_WHAT YOU SHOULD DO:_ Go through the data below. List every line that holds the word "desc".

_TASK DATA:_
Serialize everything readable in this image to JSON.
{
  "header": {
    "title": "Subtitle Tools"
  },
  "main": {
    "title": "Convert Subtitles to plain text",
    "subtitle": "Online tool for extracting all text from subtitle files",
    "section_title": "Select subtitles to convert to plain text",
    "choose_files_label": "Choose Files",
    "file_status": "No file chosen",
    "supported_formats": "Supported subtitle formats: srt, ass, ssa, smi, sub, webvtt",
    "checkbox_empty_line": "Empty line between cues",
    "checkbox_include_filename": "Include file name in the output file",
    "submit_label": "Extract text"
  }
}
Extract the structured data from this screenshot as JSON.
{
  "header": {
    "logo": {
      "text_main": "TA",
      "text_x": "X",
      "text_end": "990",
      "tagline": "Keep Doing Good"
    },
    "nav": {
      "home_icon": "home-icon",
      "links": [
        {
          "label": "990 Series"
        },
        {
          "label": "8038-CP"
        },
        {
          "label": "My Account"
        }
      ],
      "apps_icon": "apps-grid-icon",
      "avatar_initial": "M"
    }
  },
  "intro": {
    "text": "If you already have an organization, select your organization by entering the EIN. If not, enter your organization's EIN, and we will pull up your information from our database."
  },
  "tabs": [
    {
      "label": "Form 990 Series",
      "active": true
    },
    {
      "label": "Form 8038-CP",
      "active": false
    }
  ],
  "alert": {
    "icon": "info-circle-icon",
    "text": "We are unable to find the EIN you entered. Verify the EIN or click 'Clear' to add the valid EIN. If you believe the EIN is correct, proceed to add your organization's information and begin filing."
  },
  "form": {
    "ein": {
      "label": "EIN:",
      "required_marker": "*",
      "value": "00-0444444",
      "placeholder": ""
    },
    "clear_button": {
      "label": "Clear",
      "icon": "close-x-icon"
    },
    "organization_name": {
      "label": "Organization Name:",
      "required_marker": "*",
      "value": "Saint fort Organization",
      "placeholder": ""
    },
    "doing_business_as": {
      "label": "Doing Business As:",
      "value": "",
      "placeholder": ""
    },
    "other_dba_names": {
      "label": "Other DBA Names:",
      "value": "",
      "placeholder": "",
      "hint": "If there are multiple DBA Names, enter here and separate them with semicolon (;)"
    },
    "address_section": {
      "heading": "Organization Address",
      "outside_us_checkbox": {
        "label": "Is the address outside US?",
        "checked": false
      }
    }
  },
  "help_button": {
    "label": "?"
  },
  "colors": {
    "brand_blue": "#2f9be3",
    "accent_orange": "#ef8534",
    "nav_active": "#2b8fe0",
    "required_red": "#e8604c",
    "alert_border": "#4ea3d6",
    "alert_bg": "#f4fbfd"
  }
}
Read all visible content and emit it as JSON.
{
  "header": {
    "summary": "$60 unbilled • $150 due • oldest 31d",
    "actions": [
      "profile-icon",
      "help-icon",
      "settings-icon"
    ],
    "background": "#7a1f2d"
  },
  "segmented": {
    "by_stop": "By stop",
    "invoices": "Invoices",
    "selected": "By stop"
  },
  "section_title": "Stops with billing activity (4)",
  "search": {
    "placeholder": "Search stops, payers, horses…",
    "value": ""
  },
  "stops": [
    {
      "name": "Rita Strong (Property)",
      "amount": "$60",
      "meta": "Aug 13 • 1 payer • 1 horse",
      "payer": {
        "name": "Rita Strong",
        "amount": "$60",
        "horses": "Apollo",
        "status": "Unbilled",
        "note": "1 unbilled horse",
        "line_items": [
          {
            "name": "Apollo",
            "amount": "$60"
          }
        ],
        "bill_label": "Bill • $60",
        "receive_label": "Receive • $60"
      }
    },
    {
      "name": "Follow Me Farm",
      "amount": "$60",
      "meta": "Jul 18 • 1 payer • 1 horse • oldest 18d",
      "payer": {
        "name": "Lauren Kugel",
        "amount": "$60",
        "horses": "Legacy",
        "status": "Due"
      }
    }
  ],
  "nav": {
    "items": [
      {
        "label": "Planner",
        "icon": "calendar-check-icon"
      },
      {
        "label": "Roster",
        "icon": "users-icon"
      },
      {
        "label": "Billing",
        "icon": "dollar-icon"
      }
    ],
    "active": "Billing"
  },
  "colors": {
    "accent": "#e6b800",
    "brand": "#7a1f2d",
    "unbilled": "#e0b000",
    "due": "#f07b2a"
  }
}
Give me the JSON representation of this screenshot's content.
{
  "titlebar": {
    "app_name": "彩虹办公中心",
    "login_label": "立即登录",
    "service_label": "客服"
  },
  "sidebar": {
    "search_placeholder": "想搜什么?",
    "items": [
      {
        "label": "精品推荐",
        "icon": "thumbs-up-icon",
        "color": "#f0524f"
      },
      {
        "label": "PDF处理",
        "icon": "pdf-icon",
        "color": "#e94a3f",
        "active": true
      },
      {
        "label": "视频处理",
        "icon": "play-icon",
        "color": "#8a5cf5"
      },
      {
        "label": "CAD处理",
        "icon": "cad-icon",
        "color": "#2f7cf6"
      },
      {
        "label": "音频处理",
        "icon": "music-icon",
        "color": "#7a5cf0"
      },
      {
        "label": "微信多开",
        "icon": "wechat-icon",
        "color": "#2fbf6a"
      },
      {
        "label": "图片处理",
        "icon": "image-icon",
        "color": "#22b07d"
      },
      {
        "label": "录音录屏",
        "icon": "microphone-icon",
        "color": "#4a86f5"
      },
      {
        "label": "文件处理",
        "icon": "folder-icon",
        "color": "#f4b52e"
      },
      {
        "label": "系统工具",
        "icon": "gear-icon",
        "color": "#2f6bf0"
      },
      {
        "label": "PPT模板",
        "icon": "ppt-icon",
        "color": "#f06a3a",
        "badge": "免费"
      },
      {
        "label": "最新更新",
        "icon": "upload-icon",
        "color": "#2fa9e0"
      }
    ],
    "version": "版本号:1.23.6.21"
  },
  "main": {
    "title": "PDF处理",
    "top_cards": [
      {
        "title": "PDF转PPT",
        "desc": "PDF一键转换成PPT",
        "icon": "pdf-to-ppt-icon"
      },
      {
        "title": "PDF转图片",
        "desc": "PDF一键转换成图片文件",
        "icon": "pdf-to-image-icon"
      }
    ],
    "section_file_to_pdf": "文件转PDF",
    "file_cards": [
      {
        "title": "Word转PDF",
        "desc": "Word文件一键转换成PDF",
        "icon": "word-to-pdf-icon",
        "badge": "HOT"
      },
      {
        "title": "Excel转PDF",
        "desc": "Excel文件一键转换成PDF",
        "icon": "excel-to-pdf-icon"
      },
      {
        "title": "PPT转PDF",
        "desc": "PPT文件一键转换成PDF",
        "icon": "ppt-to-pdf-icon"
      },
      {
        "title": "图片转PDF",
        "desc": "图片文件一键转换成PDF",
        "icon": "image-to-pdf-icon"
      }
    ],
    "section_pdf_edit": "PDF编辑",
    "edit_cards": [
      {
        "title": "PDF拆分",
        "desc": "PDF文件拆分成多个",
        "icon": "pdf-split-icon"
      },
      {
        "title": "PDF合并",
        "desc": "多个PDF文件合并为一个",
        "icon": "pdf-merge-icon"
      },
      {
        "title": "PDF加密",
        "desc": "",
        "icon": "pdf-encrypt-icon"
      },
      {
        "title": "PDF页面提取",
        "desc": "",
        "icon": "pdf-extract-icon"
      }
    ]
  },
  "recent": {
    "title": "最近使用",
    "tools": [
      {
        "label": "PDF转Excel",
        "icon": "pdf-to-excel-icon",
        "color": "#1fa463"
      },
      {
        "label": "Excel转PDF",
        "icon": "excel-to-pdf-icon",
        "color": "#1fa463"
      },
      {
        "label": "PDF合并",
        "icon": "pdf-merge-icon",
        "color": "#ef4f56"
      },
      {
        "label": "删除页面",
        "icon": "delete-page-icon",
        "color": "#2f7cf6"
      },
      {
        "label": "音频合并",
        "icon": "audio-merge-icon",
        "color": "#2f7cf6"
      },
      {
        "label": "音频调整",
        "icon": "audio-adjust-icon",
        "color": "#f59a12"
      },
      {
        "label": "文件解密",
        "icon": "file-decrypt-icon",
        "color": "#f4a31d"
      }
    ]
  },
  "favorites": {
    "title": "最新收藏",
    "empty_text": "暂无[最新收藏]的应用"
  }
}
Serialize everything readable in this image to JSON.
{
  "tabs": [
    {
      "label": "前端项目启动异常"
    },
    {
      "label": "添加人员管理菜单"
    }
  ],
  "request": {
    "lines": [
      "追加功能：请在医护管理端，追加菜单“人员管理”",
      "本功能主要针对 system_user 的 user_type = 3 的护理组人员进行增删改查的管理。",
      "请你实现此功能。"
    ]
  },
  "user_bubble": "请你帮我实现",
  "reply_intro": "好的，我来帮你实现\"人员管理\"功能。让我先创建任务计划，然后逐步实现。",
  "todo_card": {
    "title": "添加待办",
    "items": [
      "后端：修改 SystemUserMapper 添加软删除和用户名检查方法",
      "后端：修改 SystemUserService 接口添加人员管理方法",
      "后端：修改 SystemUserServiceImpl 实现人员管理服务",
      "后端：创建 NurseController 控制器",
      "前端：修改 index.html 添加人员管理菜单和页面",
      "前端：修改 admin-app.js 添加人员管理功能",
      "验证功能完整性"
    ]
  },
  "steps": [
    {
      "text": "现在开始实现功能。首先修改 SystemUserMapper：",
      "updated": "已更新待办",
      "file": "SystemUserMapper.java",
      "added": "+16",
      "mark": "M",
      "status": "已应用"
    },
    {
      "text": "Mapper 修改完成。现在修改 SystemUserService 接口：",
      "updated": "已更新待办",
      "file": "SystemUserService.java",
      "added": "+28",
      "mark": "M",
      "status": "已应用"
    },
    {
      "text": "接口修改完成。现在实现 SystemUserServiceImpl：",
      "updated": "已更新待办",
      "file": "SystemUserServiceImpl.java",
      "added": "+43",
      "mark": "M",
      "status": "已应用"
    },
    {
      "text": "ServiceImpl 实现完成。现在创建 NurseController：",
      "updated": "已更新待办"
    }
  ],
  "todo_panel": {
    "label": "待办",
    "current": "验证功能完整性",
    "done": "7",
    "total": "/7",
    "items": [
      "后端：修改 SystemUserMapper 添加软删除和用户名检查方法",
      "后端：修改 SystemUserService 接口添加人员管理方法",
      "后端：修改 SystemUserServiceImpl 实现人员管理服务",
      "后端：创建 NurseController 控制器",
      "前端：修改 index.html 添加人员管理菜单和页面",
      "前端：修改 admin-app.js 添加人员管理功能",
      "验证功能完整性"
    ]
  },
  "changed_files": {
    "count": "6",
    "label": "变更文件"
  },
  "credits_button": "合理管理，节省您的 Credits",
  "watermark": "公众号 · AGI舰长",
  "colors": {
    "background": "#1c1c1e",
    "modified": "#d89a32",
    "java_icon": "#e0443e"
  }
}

_REPLY TO THE EXERCISE:_
        "desc": "PDF一键转换成PPT",
        "desc": "PDF一键转换成图片文件",
        "desc": "Word文件一键转换成PDF",
        "desc": "Excel文件一键转换成PDF",
        "desc": "PPT文件一键转换成PDF",
        "desc": "图片文件一键转换成PDF",
        "desc": "PDF文件拆分成多个",
        "desc": "多个PDF文件合并为一个",
        "desc": "",
        "desc": "",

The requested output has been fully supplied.